1. Where were you born and which community did you grow up?
I was born in Montego Bay, Jamaica but grew up in Glendevon.
2. Which college did you attend and what did you study?
I attended Northern Caribbean University and University College of the Caribbean where I studied Hospitality Management and Business Administration respectively.
I am living in Japan now but how I got there is another story. I was introduced to a Japanese guy by a respectable lady while I was in Jamaica. I wasn’t serious about him because I was seeing someone else at the time but he never left me alone. After that relationship failed, I decided to give him a try and amazingly it worked out! In time, we got married but I didn’t want to migrate yet so I delayed it for a year. The reason for delaying was that I didn’t know what to expect in Japan and my husband didn’t tell me anything about the way of life there. Eventually, I migrated and I found that it wasn’t so bad even though there was a lot of culture shock.
I am currently a stay at home Mom. Sometimes I teach small children at home but because of my busy schedule it is hard to keep a full time job.
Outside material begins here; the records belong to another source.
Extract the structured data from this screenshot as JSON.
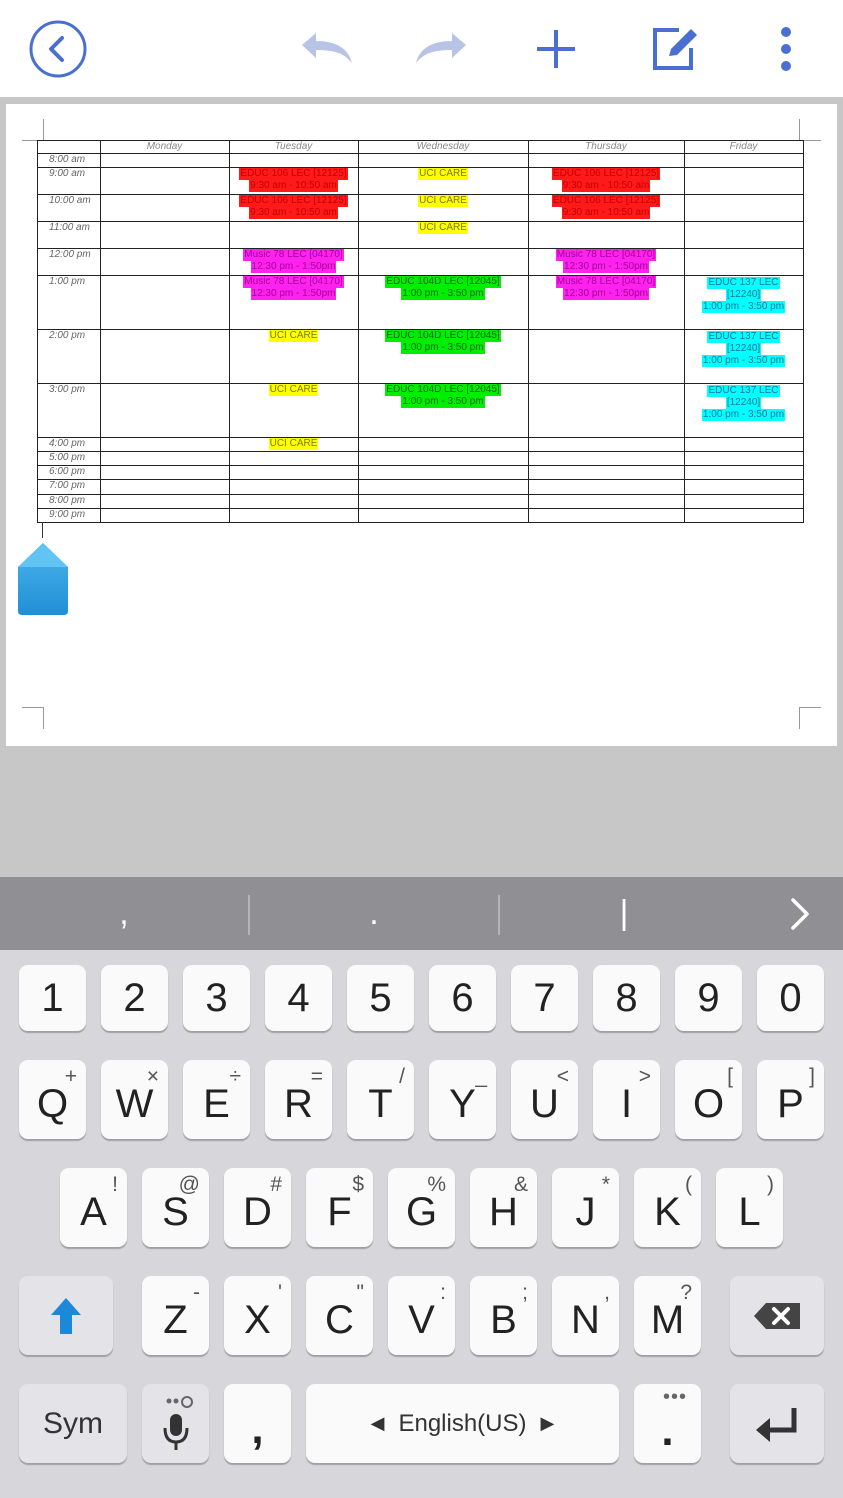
{
  "toolbar": {
    "icons": [
      "back-circle-icon",
      "undo-icon",
      "redo-icon",
      "add-icon",
      "edit-note-icon",
      "more-vert-icon"
    ],
    "accent": "#4a6fd0",
    "disabled": "#b7c4e6"
  },
  "schedule": {
    "days": [
      "Monday",
      "Tuesday",
      "Wednesday",
      "Thursday",
      "Friday"
    ],
    "times": [
      "8:00 am",
      "9:00 am",
      "10:00 am",
      "11:00 am",
      "12:00 pm",
      "1:00 pm",
      "2:00 pm",
      "3:00 pm",
      "4:00 pm",
      "5:00 pm",
      "6:00 pm",
      "7:00 pm",
      "8:00 pm",
      "9:00 pm"
    ],
    "events": {
      "tue_9_l1": "EDUC 106 LEC [12125]",
      "tue_9_l2": "9:30 am  -  10:50 am",
      "tue_10_l1": "EDUC 106 LEC [12125]",
      "tue_10_l2": "9:30 am  -  10:50 am",
      "tue_12_l1": "Music 78 LEC [04170]",
      "tue_12_l2": "12:30 pm  -  1:50pm",
      "tue_1_l1": "Music 78 LEC [04170]",
      "tue_1_l2": "12:30 pm  -  1:50pm",
      "tue_2": "UCI CARE",
      "tue_3": "UCI CARE",
      "tue_4": "UCI CARE",
      "wed_9": "UCI CARE",
      "wed_10": "UCI CARE",
      "wed_11": "UCI CARE",
      "wed_1_l1": "EDUC 104D LEC [12045]",
      "wed_1_l2": "1:00 pm  -  3:50 pm",
      "wed_2_l1": "EDUC 104D LEC [12045]",
      "wed_2_l2": "1:00 pm  -  3:50 pm",
      "wed_3_l1": "EDUC 104D LEC [12045]",
      "wed_3_l2": "1:00 pm  -  3:50 pm",
      "thu_9_l1": "EDUC 106 LEC [12125]",
      "thu_9_l2": "9:30 am  -  10:50 am",
      "thu_10_l1": "EDUC 106 LEC [12125]",
      "thu_10_l2": "9:30 am  -  10:50 am",
      "thu_12_l1": "Music 78 LEC [04170]",
      "thu_12_l2": "12:30 pm  -  1:50pm",
      "thu_1_l1": "Music 78 LEC [04170]",
      "thu_1_l2": "12:30 pm  -  1:50pm",
      "fri_1_l1": "EDUC 137 LEC",
      "fri_1_l2": "[12240]",
      "fri_1_l3": "1:00 pm  -  3:50 pm",
      "fri_2_l1": "EDUC 137 LEC",
      "fri_2_l2": "[12240]",
      "fri_2_l3": "1:00 pm  -  3:50 pm",
      "fri_3_l1": "EDUC 137 LEC",
      "fri_3_l2": "[12240]",
      "fri_3_l3": "1:00 pm  -  3:50 pm"
    },
    "colors": {
      "red": "#ff1a1a",
      "yellow": "#ffff00",
      "magenta": "#ff22ee",
      "green": "#00ee00",
      "cyan": "#00ffff"
    }
  },
  "keyboard": {
    "suggestions": [
      ",",
      ".",
      "|"
    ],
    "suggest_more_icon": "chevron-right-icon",
    "numbers": [
      "1",
      "2",
      "3",
      "4",
      "5",
      "6",
      "7",
      "8",
      "9",
      "0"
    ],
    "row1": [
      {
        "main": "Q",
        "sub": "+"
      },
      {
        "main": "W",
        "sub": "×"
      },
      {
        "main": "E",
        "sub": "÷"
      },
      {
        "main": "R",
        "sub": "="
      },
      {
        "main": "T",
        "sub": "/"
      },
      {
        "main": "Y",
        "sub": "_"
      },
      {
        "main": "U",
        "sub": "<"
      },
      {
        "main": "I",
        "sub": ">"
      },
      {
        "main": "O",
        "sub": "["
      },
      {
        "main": "P",
        "sub": "]"
      }
    ],
    "row2": [
      {
        "main": "A",
        "sub": "!"
      },
      {
        "main": "S",
        "sub": "@"
      },
      {
        "main": "D",
        "sub": "#"
      },
      {
        "main": "F",
        "sub": "$"
      },
      {
        "main": "G",
        "sub": "%"
      },
      {
        "main": "H",
        "sub": "&"
      },
      {
        "main": "J",
        "sub": "*"
      },
      {
        "main": "K",
        "sub": "("
      },
      {
        "main": "L",
        "sub": ")"
      }
    ],
    "row3": [
      {
        "main": "Z",
        "sub": "-"
      },
      {
        "main": "X",
        "sub": "'"
      },
      {
        "main": "C",
        "sub": "\""
      },
      {
        "main": "V",
        "sub": ":"
      },
      {
        "main": "B",
        "sub": ";"
      },
      {
        "main": "N",
        "sub": ","
      },
      {
        "main": "M",
        "sub": "?"
      }
    ],
    "sym_label": "Sym",
    "comma_label": ",",
    "space_label": "English(US)",
    "period_label": ".",
    "shift_icon": "shift-up-arrow-icon",
    "backspace_icon": "backspace-icon",
    "enter_icon": "enter-icon",
    "mic_icon": "microphone-icon"
  }
}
I think I am ready for a full time job now though…
5. Are the Japanese culture and Jamaican culture similar?
No, they are not similar at all! First of all, the living conditions are very different. Japanese people sleep on Futons; the toilet is different; there is no wearing of shoes in the house; and you have to use hot tubs every night. The Japanese are very honest, polite and purpose driven…I love the Winter when the weather is really cold! Also, Christianity is not the main religion there… it is Buddhism, so there are not many churches and you mostly see shrines and temples.
Well, people stare at me alot, and some don’t want to approach me. Many will give me a blank stare, avoid eye contact and some even laugh at me! A few persons will say hi and try to hold a conversation with me …. My in-laws treat me really well. At first, I was supsicious but then I realize that they are truly nice people. Later on I realized that Japanese are really shy people so not many will readily approach you easily.
7. Are there lots of Jamaicans living in Japan? What do they do there?
There are not a lot of Jamaicans living here. Some teach English in schools and some are married and living in Japan. I have invited some Jamaicans to teach English and quite a few have taken my offer.
8. Where do you see yourself in the next 5 years?
I intend to find a good full time job preferably teaching English. I also want to ensure that my son gets the proper care that he needs.